Nonetheless little is known about her life. Unlike Paul the Apostle, Mary Magdalene has left behind no writings of her own, nor were any works forged under her name, as was common for the other disciples, she is never mentioned in any of the general epistles. The earliest and most reliable sources about her life are the three Synoptic Gospels of Mark and Luke, which were all written during the first century AD. Mary Magdalene's epithet Magdalene most means that she came from Magdala, a village on the western shore of the Sea of Galilee, known in antiquity as a fishing town. Mary was, by far, the most common Jewish given name for females during the first century, so it was necessary for the authors of the gospels to call her Magdalene in order to distinguish her from the other women named Mary who followed Jesus. Although the Gospel of Mark, the earliest surviving gospel, does not mention Mary Magdalene until Jesus's crucifixion, the Gospel of Luke 8:2–3 provides a brief summary of her role during his ministry: Soon afterwards he went on through cities and villages and bringing the good news of the kingdom of God.

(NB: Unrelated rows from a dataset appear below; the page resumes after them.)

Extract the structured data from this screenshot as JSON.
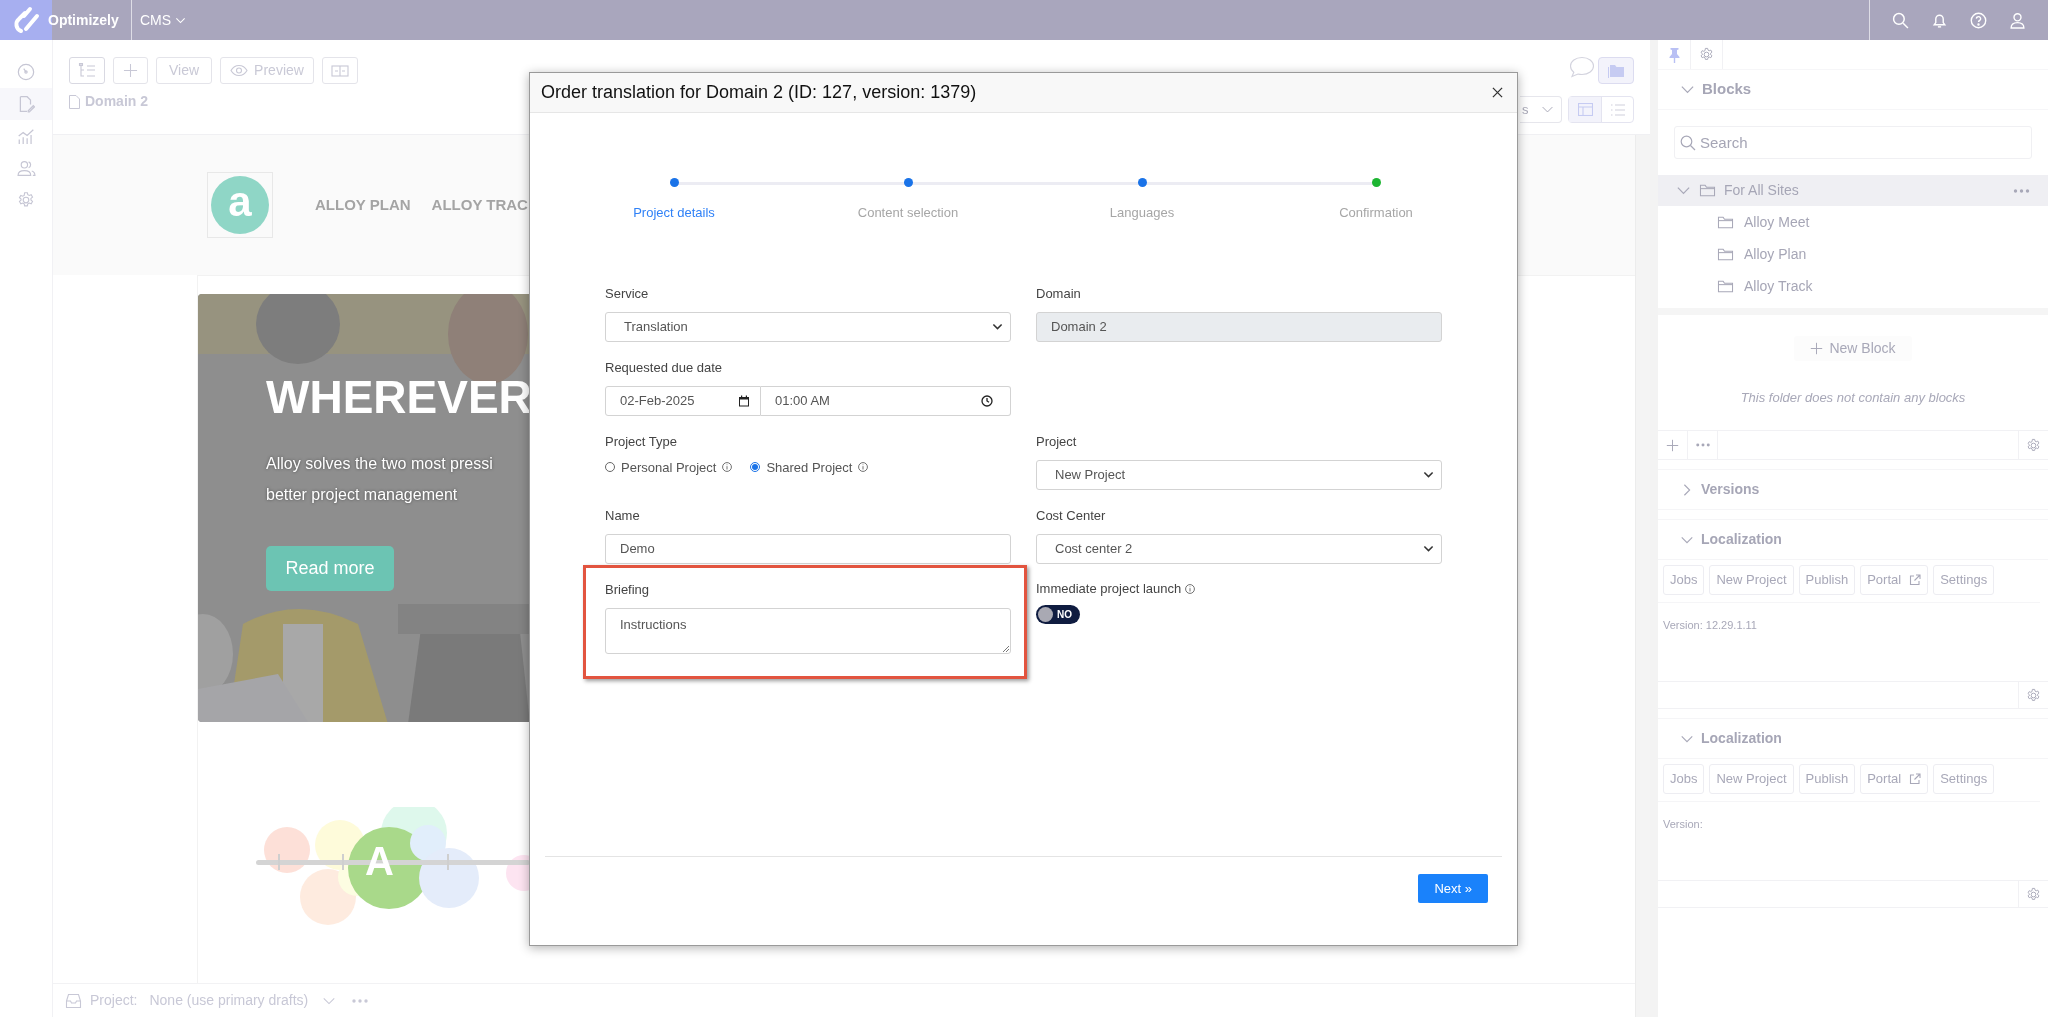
{
  "top_bar": {
    "brand": "Optimizely",
    "product": "CMS"
  },
  "toolbar": {
    "view": "View",
    "preview": "Preview",
    "page_title": "Domain 2",
    "view_dropdown": "s"
  },
  "preview": {
    "logo_letter": "a",
    "nav": [
      "ALLOY PLAN",
      "ALLOY TRAC"
    ],
    "hero": {
      "kind": "picture",
      "heading": "WHEREVER",
      "text_lines": [
        "Alloy solves the two most pressi",
        "better project management"
      ],
      "button": "Read more"
    },
    "brand_letter": "A"
  },
  "bottom_bar": {
    "label": "Project:",
    "value": "None (use primary drafts)"
  },
  "right_panel": {
    "blocks": {
      "title": "Blocks",
      "expanded": true,
      "search_placeholder": "Search",
      "tree": [
        {
          "label": "For All Sites",
          "expanded": true,
          "selected": true,
          "children": [
            {
              "label": "Alloy Meet",
              "selected": false
            },
            {
              "label": "Alloy Plan",
              "selected": false
            },
            {
              "label": "Alloy Track",
              "selected": false
            }
          ]
        }
      ],
      "new_block": "New Block",
      "empty_message": "This folder does not contain any blocks"
    },
    "sections": [
      {
        "kind": "versions",
        "title": "Versions",
        "expanded": false
      },
      {
        "kind": "localization",
        "title": "Localization",
        "expanded": true,
        "buttons": [
          "Jobs",
          "New Project",
          "Publish",
          "Portal",
          "Settings"
        ],
        "version": "Version: 12.29.1.11"
      },
      {
        "kind": "localization",
        "title": "Localization",
        "expanded": true,
        "buttons": [
          "Jobs",
          "New Project",
          "Publish",
          "Portal",
          "Settings"
        ],
        "version": "Version:"
      }
    ]
  },
  "modal": {
    "title": "Order translation for Domain 2 (ID: 127, version: 1379)",
    "steps": [
      {
        "label": "Project details",
        "selected": true,
        "color": "#1a73e8"
      },
      {
        "label": "Content selection",
        "selected": false,
        "color": "#1a73e8"
      },
      {
        "label": "Languages",
        "selected": false,
        "color": "#1a73e8"
      },
      {
        "label": "Confirmation",
        "selected": false,
        "color": "#1db532"
      }
    ],
    "service": {
      "label": "Service",
      "value": "Translation"
    },
    "domain": {
      "label": "Domain",
      "value": "Domain 2",
      "disabled": true
    },
    "due_date": {
      "label": "Requested due date",
      "date": "02-Feb-2025",
      "time": "01:00 AM"
    },
    "project_type": {
      "label": "Project Type",
      "options": [
        {
          "label": "Personal Project",
          "selected": false
        },
        {
          "label": "Shared Project",
          "selected": true
        }
      ]
    },
    "project": {
      "label": "Project",
      "value": "New Project"
    },
    "name": {
      "label": "Name",
      "value": "Demo"
    },
    "cost_center": {
      "label": "Cost Center",
      "value": "Cost center 2"
    },
    "briefing": {
      "label": "Briefing",
      "value": "Instructions",
      "highlighted": true
    },
    "immediate_launch": {
      "label": "Immediate project launch",
      "on": false,
      "state_text": "NO"
    },
    "next_button": "Next »"
  }
}
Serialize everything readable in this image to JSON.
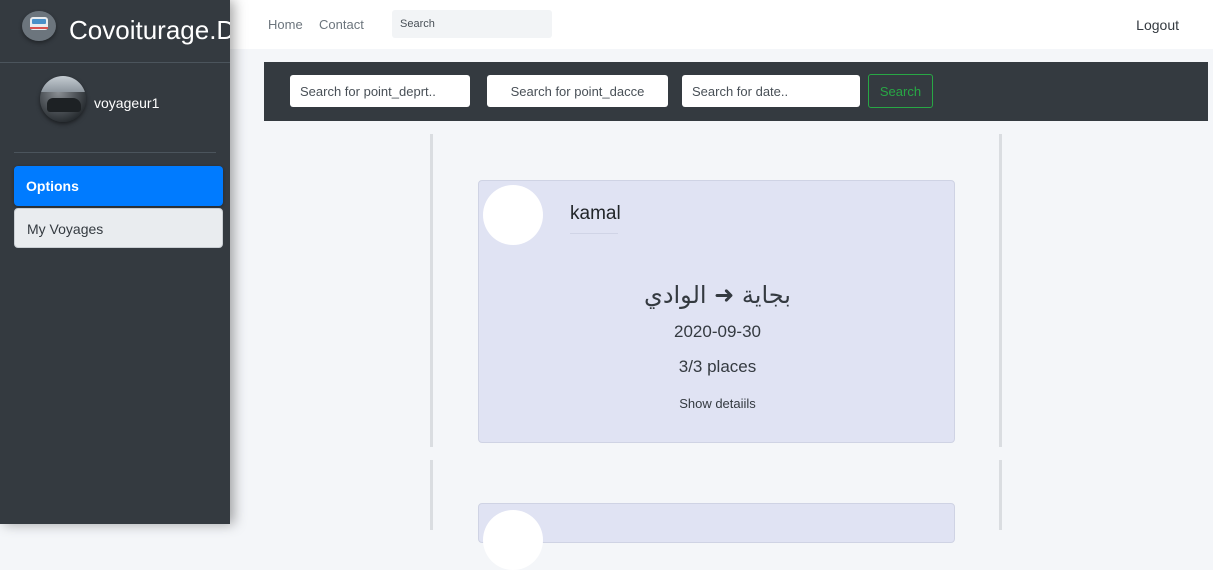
{
  "brand": {
    "name": "Covoiturage.D",
    "icon": "bus-icon"
  },
  "user": {
    "name": "voyageur1"
  },
  "sidebar": {
    "items": [
      {
        "label": "Options",
        "active": true
      },
      {
        "label": "My Voyages",
        "active": false
      }
    ]
  },
  "topnav": {
    "links": [
      "Home",
      "Contact"
    ],
    "search_placeholder": "Search",
    "logout": "Logout"
  },
  "filters": {
    "departure_placeholder": "Search for point_deprt..",
    "arrival_placeholder": "Search for point_dacce",
    "date_placeholder": "Search for date..",
    "button": "Search"
  },
  "voyages": [
    {
      "driver": "kamal",
      "route": "بجاية ➜ الوادي",
      "date": "2020-09-30",
      "places": "3/3 places",
      "details_link": "Show detaiils"
    }
  ],
  "colors": {
    "sidebar_bg": "#343a40",
    "active_item": "#007bff",
    "search_button": "#28a745",
    "card_bg": "#e0e3f3"
  }
}
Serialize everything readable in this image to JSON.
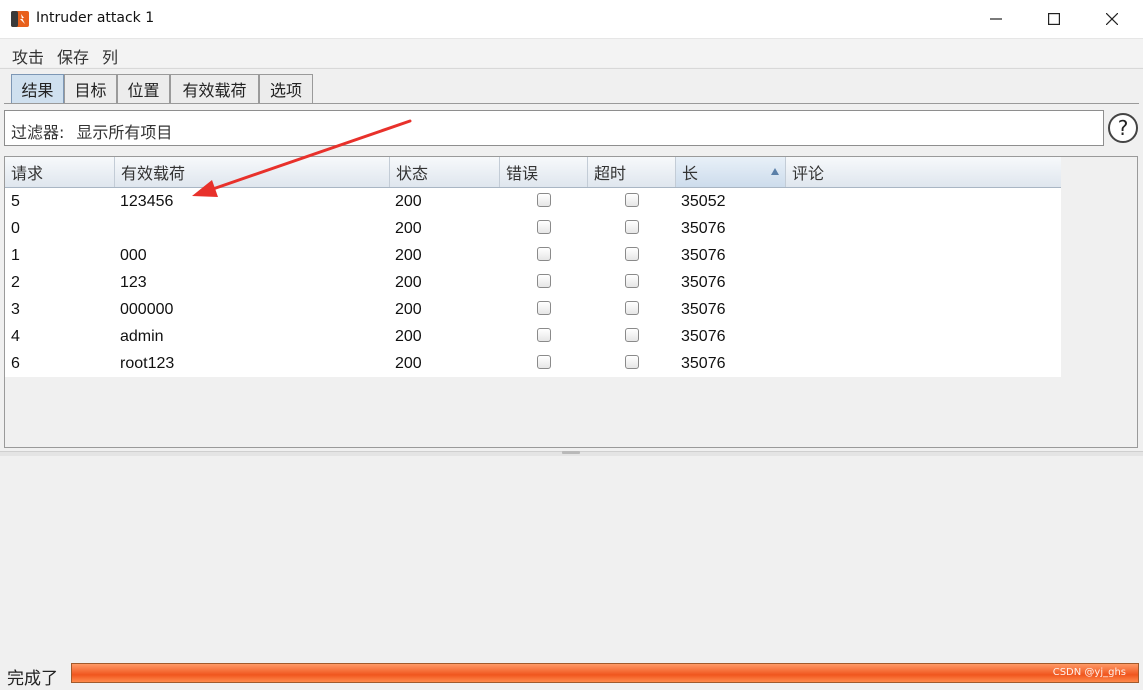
{
  "window": {
    "title": "Intruder attack 1"
  },
  "menu": [
    "攻击",
    "保存",
    "列"
  ],
  "tabs": [
    "结果",
    "目标",
    "位置",
    "有效载荷",
    "选项"
  ],
  "active_tab": "结果",
  "filter": {
    "label": "过滤器:",
    "value": "显示所有项目"
  },
  "help": {
    "label": "?"
  },
  "table": {
    "columns": [
      "请求",
      "有效载荷",
      "状态",
      "错误",
      "超时",
      "长",
      "评论"
    ],
    "sorted_column": "长",
    "rows": [
      {
        "request": "5",
        "payload": "123456",
        "status": "200",
        "error": false,
        "timeout": false,
        "length": "35052",
        "comment": ""
      },
      {
        "request": "0",
        "payload": "",
        "status": "200",
        "error": false,
        "timeout": false,
        "length": "35076",
        "comment": ""
      },
      {
        "request": "1",
        "payload": "000",
        "status": "200",
        "error": false,
        "timeout": false,
        "length": "35076",
        "comment": ""
      },
      {
        "request": "2",
        "payload": "123",
        "status": "200",
        "error": false,
        "timeout": false,
        "length": "35076",
        "comment": ""
      },
      {
        "request": "3",
        "payload": "000000",
        "status": "200",
        "error": false,
        "timeout": false,
        "length": "35076",
        "comment": ""
      },
      {
        "request": "4",
        "payload": "admin",
        "status": "200",
        "error": false,
        "timeout": false,
        "length": "35076",
        "comment": ""
      },
      {
        "request": "6",
        "payload": "root123",
        "status": "200",
        "error": false,
        "timeout": false,
        "length": "35076",
        "comment": ""
      }
    ]
  },
  "status": {
    "text": "完成了",
    "progress": 1.0,
    "watermark": "CSDN @yj_ghs"
  },
  "colors": {
    "accent_tab": "#cfe0ef",
    "progress": "#f0561e",
    "annotation_arrow": "#e8312b",
    "app_icon": "#e8601c"
  }
}
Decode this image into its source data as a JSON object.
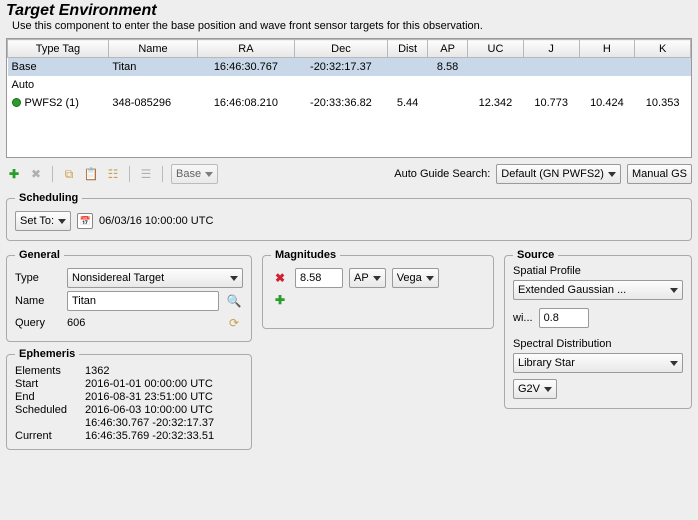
{
  "title": "Target Environment",
  "subtitle": "Use this component to enter the base position and wave front sensor targets for this observation.",
  "table": {
    "headers": [
      "Type Tag",
      "Name",
      "RA",
      "Dec",
      "Dist",
      "AP",
      "UC",
      "J",
      "H",
      "K"
    ],
    "baseRow": {
      "tag": "Base",
      "name": "Titan",
      "ra": "16:46:30.767",
      "dec": "-20:32:17.37",
      "dist": "",
      "ap": "8.58",
      "uc": "",
      "j": "",
      "h": "",
      "k": ""
    },
    "autoLabel": "Auto",
    "autoRow": {
      "tag": "PWFS2 (1)",
      "name": "348-085296",
      "ra": "16:46:08.210",
      "dec": "-20:33:36.82",
      "dist": "5.44",
      "ap": "",
      "uc": "12.342",
      "j": "10.773",
      "h": "10.424",
      "k": "10.353"
    }
  },
  "toolbar": {
    "baseCombo": "Base",
    "autoGuideLabel": "Auto Guide Search:",
    "autoGuideValue": "Default (GN PWFS2)",
    "manualBtn": "Manual GS"
  },
  "scheduling": {
    "legend": "Scheduling",
    "setTo": "Set To:",
    "datetime": "06/03/16 10:00:00 UTC"
  },
  "general": {
    "legend": "General",
    "typeLabel": "Type",
    "typeValue": "Nonsidereal Target",
    "nameLabel": "Name",
    "nameValue": "Titan",
    "queryLabel": "Query",
    "queryValue": "606"
  },
  "ephemeris": {
    "legend": "Ephemeris",
    "elementsLabel": "Elements",
    "elementsValue": "1362",
    "startLabel": "Start",
    "startValue": "2016-01-01 00:00:00 UTC",
    "endLabel": "End",
    "endValue": "2016-08-31 23:51:00 UTC",
    "schedLabel": "Scheduled",
    "schedValue": "2016-06-03 10:00:00 UTC",
    "schedCoords": "16:46:30.767 -20:32:17.37",
    "currentLabel": "Current",
    "currentValue": "16:46:35.769 -20:32:33.51"
  },
  "magnitudes": {
    "legend": "Magnitudes",
    "value": "8.58",
    "band": "AP",
    "system": "Vega"
  },
  "source": {
    "legend": "Source",
    "spatialLabel": "Spatial Profile",
    "spatialValue": "Extended Gaussian ...",
    "wiLabel": "wi...",
    "wiValue": "0.8",
    "spectralLabel": "Spectral Distribution",
    "spectralValue": "Library Star",
    "starType": "G2V"
  }
}
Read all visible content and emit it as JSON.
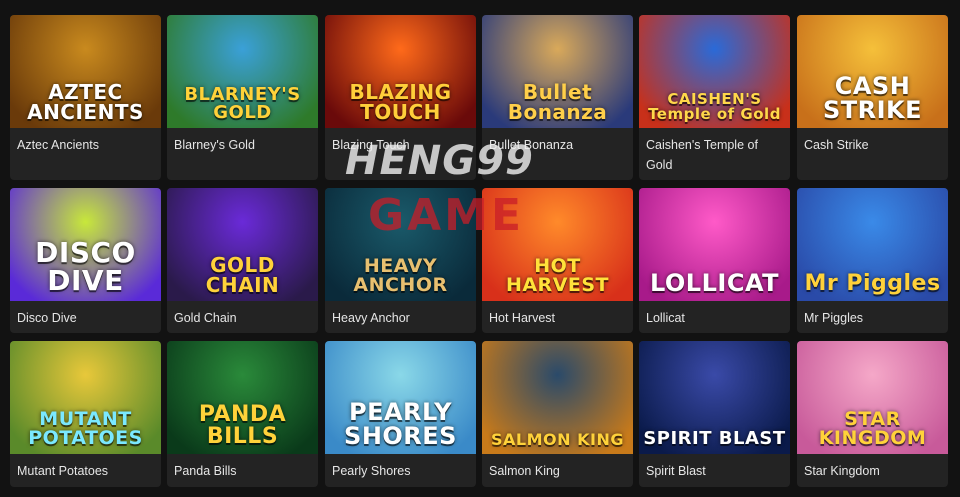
{
  "games": [
    {
      "name": "Aztec Ancients",
      "logo": "AZTEC ANCIENTS",
      "logo_color": "#ffffff",
      "bg": [
        "#c98a1e",
        "#6a3a0a"
      ]
    },
    {
      "name": "Blarney's Gold",
      "logo": "BLARNEY'S GOLD",
      "logo_color": "#ffd23a",
      "bg": [
        "#3aa0d8",
        "#2e7a2a"
      ]
    },
    {
      "name": "Blazing Touch",
      "logo": "BLAZING TOUCH",
      "logo_color": "#ffcf3a",
      "bg": [
        "#ff6a1a",
        "#6a0a0a"
      ]
    },
    {
      "name": "Bullet Bonanza",
      "logo": "Bullet Bonanza",
      "logo_color": "#ffcf4a",
      "bg": [
        "#d9a95a",
        "#2a3a7a"
      ]
    },
    {
      "name": "Caishen's Temple of Gold",
      "logo": "CAISHEN'S Temple of Gold",
      "logo_color": "#ffd84a",
      "bg": [
        "#2a6ad8",
        "#c8301a"
      ]
    },
    {
      "name": "Cash Strike",
      "logo": "CASH STRIKE",
      "logo_color": "#ffffff",
      "bg": [
        "#f5c03a",
        "#c8701a"
      ]
    },
    {
      "name": "Disco Dive",
      "logo": "DISCO DIVE",
      "logo_color": "#ffffff",
      "bg": [
        "#c8e83a",
        "#5a2ad8"
      ]
    },
    {
      "name": "Gold Chain",
      "logo": "GOLD CHAIN",
      "logo_color": "#ffd23a",
      "bg": [
        "#6a2ad8",
        "#2a1a4a"
      ]
    },
    {
      "name": "Heavy Anchor",
      "logo": "HEAVY ANCHOR",
      "logo_color": "#e8c070",
      "bg": [
        "#1a5a6a",
        "#0a2a3a"
      ]
    },
    {
      "name": "Hot Harvest",
      "logo": "HOT HARVEST",
      "logo_color": "#ffe23a",
      "bg": [
        "#ff8a2a",
        "#d8301a"
      ]
    },
    {
      "name": "Lollicat",
      "logo": "LOLLICAT",
      "logo_color": "#ffffff",
      "bg": [
        "#ff5ac8",
        "#a81a8a"
      ]
    },
    {
      "name": "Mr Piggles",
      "logo": "Mr Piggles",
      "logo_color": "#ffd23a",
      "bg": [
        "#3a8ae8",
        "#2a4aa8"
      ]
    },
    {
      "name": "Mutant Potatoes",
      "logo": "MUTANT POTATOES",
      "logo_color": "#7ae8ff",
      "bg": [
        "#e8c83a",
        "#5a8a2a"
      ]
    },
    {
      "name": "Panda Bills",
      "logo": "PANDA BILLS",
      "logo_color": "#ffd23a",
      "bg": [
        "#2a8a3a",
        "#0a3a1a"
      ]
    },
    {
      "name": "Pearly Shores",
      "logo": "PEARLY SHORES",
      "logo_color": "#ffffff",
      "bg": [
        "#8ad8e8",
        "#3a8ac8"
      ]
    },
    {
      "name": "Salmon King",
      "logo": "SALMON KING",
      "logo_color": "#ffd23a",
      "bg": [
        "#2a4a6a",
        "#c87a1a"
      ]
    },
    {
      "name": "Spirit Blast",
      "logo": "SPIRIT BLAST",
      "logo_color": "#ffffff",
      "bg": [
        "#3a4aa8",
        "#0a1a4a"
      ]
    },
    {
      "name": "Star Kingdom",
      "logo": "STAR KINGDOM",
      "logo_color": "#ffd23a",
      "bg": [
        "#f5a8c8",
        "#c85a9a"
      ]
    }
  ],
  "watermark": {
    "line1": "HENG99",
    "line2": "GAME"
  }
}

The twelve were with him, as well as some women, cured of evil spirits and infirmities: Mary, called Magdalene, from whom seven demons had gone out, Joanna, the wife of Herod's steward Chuza, Susanna, many others, who provided for them out of their resources. The statement that Mary had been possessed by seven demons is repeated in Mark 16:9, part of the "longer ending" of that gospel – this is not found in the earliest manuscripts, is a second-century addition to the original text based on the Gospel of Luke. In the first century, demons were believed to be the cause of physical and psychological illness. Bruce Chilton, a scholar of early Christianity, states that the reference to the number of demons being "seven" may mean that Mary had to undergo seven exorcisms over a long period of time, due to the first six being or wholly unsuccessful. Bart D. Ehrman, a New Testament scholar and historian of early Christianity, contends that the number seven may be symbolic, since, in Jewish tradition, seven was the number of completion, so the statement that Mary was possessed by seven demons may mean she was overwhelmed by their power.
In either case, Mary must have suffered from severe emotional or psychological trauma in order for an exorcism of this kind to have been perceived as necessary. Her devotion to Jesus on account of t